::: Record excerpts
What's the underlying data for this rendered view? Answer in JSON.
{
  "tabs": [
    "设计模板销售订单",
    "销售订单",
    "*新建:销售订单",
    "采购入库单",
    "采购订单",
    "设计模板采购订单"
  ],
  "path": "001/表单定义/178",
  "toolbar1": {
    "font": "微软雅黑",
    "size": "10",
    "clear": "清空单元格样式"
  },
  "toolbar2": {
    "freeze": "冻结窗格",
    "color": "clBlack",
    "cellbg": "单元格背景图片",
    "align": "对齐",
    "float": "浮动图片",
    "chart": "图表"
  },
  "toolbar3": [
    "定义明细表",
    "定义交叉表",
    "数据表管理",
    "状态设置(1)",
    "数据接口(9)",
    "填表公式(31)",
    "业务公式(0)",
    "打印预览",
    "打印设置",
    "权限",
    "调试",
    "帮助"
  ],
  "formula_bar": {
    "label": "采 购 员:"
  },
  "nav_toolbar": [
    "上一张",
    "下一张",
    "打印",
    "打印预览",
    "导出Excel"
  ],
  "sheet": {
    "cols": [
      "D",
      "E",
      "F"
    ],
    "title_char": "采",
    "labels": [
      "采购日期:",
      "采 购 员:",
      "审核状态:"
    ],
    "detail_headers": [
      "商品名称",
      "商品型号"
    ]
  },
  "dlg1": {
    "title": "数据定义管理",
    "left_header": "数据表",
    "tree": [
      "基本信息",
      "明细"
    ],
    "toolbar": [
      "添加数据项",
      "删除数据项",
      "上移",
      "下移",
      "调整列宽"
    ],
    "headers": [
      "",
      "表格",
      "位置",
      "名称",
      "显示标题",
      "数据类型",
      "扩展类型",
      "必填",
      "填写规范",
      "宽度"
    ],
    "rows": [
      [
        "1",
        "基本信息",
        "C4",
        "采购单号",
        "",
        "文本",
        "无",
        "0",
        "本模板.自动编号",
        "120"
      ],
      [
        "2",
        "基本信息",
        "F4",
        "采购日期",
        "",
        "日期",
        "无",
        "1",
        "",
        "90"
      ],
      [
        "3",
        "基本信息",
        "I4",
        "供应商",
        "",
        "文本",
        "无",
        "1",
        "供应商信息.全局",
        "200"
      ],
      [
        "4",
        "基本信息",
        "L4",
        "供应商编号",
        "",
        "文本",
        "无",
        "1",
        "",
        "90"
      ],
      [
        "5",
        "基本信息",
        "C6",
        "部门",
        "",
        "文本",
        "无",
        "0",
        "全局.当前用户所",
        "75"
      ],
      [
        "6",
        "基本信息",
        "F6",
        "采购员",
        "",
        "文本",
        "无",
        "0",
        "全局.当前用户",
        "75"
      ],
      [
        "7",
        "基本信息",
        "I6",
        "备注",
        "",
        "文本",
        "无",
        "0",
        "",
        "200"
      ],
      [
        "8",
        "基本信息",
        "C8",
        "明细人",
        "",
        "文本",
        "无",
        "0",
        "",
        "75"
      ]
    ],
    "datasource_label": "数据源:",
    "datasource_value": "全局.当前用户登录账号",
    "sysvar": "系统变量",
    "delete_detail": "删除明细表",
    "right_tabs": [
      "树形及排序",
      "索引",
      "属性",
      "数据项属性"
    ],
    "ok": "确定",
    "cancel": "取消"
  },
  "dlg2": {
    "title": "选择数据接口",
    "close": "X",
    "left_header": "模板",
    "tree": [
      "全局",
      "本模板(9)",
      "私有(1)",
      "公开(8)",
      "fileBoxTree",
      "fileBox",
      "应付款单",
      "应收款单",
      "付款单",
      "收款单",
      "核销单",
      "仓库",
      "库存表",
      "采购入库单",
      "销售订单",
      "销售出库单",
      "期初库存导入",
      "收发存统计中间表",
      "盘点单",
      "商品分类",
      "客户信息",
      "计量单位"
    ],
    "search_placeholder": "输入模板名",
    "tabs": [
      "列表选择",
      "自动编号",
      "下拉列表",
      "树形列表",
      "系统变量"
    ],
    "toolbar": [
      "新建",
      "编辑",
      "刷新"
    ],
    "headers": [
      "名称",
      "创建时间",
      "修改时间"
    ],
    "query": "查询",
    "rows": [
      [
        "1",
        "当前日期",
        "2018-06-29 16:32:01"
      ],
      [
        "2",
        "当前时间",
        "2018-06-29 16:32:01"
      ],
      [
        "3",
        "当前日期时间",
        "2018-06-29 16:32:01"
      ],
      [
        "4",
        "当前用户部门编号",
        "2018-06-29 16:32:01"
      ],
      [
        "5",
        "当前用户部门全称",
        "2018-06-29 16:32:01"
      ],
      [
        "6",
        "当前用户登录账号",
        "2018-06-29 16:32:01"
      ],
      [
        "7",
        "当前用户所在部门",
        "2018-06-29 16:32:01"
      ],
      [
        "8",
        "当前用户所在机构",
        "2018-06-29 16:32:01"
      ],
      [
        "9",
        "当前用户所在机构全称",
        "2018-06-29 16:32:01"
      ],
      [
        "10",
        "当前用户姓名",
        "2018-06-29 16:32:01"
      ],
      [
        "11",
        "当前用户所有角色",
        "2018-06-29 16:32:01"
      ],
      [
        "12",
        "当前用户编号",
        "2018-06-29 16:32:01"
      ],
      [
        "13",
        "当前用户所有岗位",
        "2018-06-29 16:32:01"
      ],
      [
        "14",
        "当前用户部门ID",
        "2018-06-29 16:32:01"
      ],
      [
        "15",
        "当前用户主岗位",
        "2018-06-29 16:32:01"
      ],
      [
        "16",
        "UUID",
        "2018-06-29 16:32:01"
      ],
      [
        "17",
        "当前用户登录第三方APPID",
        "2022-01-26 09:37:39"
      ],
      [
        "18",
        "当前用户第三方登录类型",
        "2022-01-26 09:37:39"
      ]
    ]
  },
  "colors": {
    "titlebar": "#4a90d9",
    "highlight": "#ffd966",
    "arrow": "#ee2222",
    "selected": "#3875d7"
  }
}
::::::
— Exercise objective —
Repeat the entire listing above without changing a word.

— Solution to the exercise —
What's the underlying data for this rendered view? Answer in JSON.
{
  "tabs": [
    "设计模板销售订单",
    "销售订单",
    "*新建:销售订单",
    "采购入库单",
    "采购订单",
    "设计模板采购订单"
  ],
  "path": "001/表单定义/178",
  "toolbar1": {
    "font": "微软雅黑",
    "size": "10",
    "clear": "清空单元格样式"
  },
  "toolbar2": {
    "freeze": "冻结窗格",
    "color": "clBlack",
    "cellbg": "单元格背景图片",
    "align": "对齐",
    "float": "浮动图片",
    "chart": "图表"
  },
  "toolbar3": [
    "定义明细表",
    "定义交叉表",
    "数据表管理",
    "状态设置(1)",
    "数据接口(9)",
    "填表公式(31)",
    "业务公式(0)",
    "打印预览",
    "打印设置",
    "权限",
    "调试",
    "帮助"
  ],
  "formula_bar": {
    "label": "采 购 员:"
  },
  "nav_toolbar": [
    "上一张",
    "下一张",
    "打印",
    "打印预览",
    "导出Excel"
  ],
  "sheet": {
    "cols": [
      "D",
      "E",
      "F"
    ],
    "title_char": "采",
    "labels": [
      "采购日期:",
      "采 购 员:",
      "审核状态:"
    ],
    "detail_headers": [
      "商品名称",
      "商品型号"
    ]
  },
  "dlg1": {
    "title": "数据定义管理",
    "left_header": "数据表",
    "tree": [
      "基本信息",
      "明细"
    ],
    "toolbar": [
      "添加数据项",
      "删除数据项",
      "上移",
      "下移",
      "调整列宽"
    ],
    "headers": [
      "",
      "表格",
      "位置",
      "名称",
      "显示标题",
      "数据类型",
      "扩展类型",
      "必填",
      "填写规范",
      "宽度"
    ],
    "rows": [
      [
        "1",
        "基本信息",
        "C4",
        "采购单号",
        "",
        "文本",
        "无",
        "0",
        "本模板.自动编号",
        "120"
      ],
      [
        "2",
        "基本信息",
        "F4",
        "采购日期",
        "",
        "日期",
        "无",
        "1",
        "",
        "90"
      ],
      [
        "3",
        "基本信息",
        "I4",
        "供应商",
        "",
        "文本",
        "无",
        "1",
        "供应商信息.全局",
        "200"
      ],
      [
        "4",
        "基本信息",
        "L4",
        "供应商编号",
        "",
        "文本",
        "无",
        "1",
        "",
        "90"
      ],
      [
        "5",
        "基本信息",
        "C6",
        "部门",
        "",
        "文本",
        "无",
        "0",
        "全局.当前用户所",
        "75"
      ],
      [
        "6",
        "基本信息",
        "F6",
        "采购员",
        "",
        "文本",
        "无",
        "0",
        "全局.当前用户",
        "75"
      ],
      [
        "7",
        "基本信息",
        "I6",
        "备注",
        "",
        "文本",
        "无",
        "0",
        "",
        "200"
      ],
      [
        "8",
        "基本信息",
        "C8",
        "明细人",
        "",
        "文本",
        "无",
        "0",
        "",
        "75"
      ]
    ],
    "datasource_label": "数据源:",
    "datasource_value": "全局.当前用户登录账号",
    "sysvar": "系统变量",
    "delete_detail": "删除明细表",
    "right_tabs": [
      "树形及排序",
      "索引",
      "属性",
      "数据项属性"
    ],
    "ok": "确定",
    "cancel": "取消"
  },
  "dlg2": {
    "title": "选择数据接口",
    "close": "X",
    "left_header": "模板",
    "tree": [
      "全局",
      "本模板(9)",
      "私有(1)",
      "公开(8)",
      "fileBoxTree",
      "fileBox",
      "应付款单",
      "应收款单",
      "付款单",
      "收款单",
      "核销单",
      "仓库",
      "库存表",
      "采购入库单",
      "销售订单",
      "销售出库单",
      "期初库存导入",
      "收发存统计中间表",
      "盘点单",
      "商品分类",
      "客户信息",
      "计量单位"
    ],
    "search_placeholder": "输入模板名",
    "tabs": [
      "列表选择",
      "自动编号",
      "下拉列表",
      "树形列表",
      "系统变量"
    ],
    "toolbar": [
      "新建",
      "编辑",
      "刷新"
    ],
    "headers": [
      "名称",
      "创建时间",
      "修改时间"
    ],
    "query": "查询",
    "rows": [
      [
        "1",
        "当前日期",
        "2018-06-29 16:32:01"
      ],
      [
        "2",
        "当前时间",
        "2018-06-29 16:32:01"
      ],
      [
        "3",
        "当前日期时间",
        "2018-06-29 16:32:01"
      ],
      [
        "4",
        "当前用户部门编号",
        "2018-06-29 16:32:01"
      ],
      [
        "5",
        "当前用户部门全称",
        "2018-06-29 16:32:01"
      ],
      [
        "6",
        "当前用户登录账号",
        "2018-06-29 16:32:01"
      ],
      [
        "7",
        "当前用户所在部门",
        "2018-06-29 16:32:01"
      ],
      [
        "8",
        "当前用户所在机构",
        "2018-06-29 16:32:01"
      ],
      [
        "9",
        "当前用户所在机构全称",
        "2018-06-29 16:32:01"
      ],
      [
        "10",
        "当前用户姓名",
        "2018-06-29 16:32:01"
      ],
      [
        "11",
        "当前用户所有角色",
        "2018-06-29 16:32:01"
      ],
      [
        "12",
        "当前用户编号",
        "2018-06-29 16:32:01"
      ],
      [
        "13",
        "当前用户所有岗位",
        "2018-06-29 16:32:01"
      ],
      [
        "14",
        "当前用户部门ID",
        "2018-06-29 16:32:01"
      ],
      [
        "15",
        "当前用户主岗位",
        "2018-06-29 16:32:01"
      ],
      [
        "16",
        "UUID",
        "2018-06-29 16:32:01"
      ],
      [
        "17",
        "当前用户登录第三方APPID",
        "2022-01-26 09:37:39"
      ],
      [
        "18",
        "当前用户第三方登录类型",
        "2022-01-26 09:37:39"
      ]
    ]
  },
  "colors": {
    "titlebar": "#4a90d9",
    "highlight": "#ffd966",
    "arrow": "#ee2222",
    "selected": "#3875d7"
  }
}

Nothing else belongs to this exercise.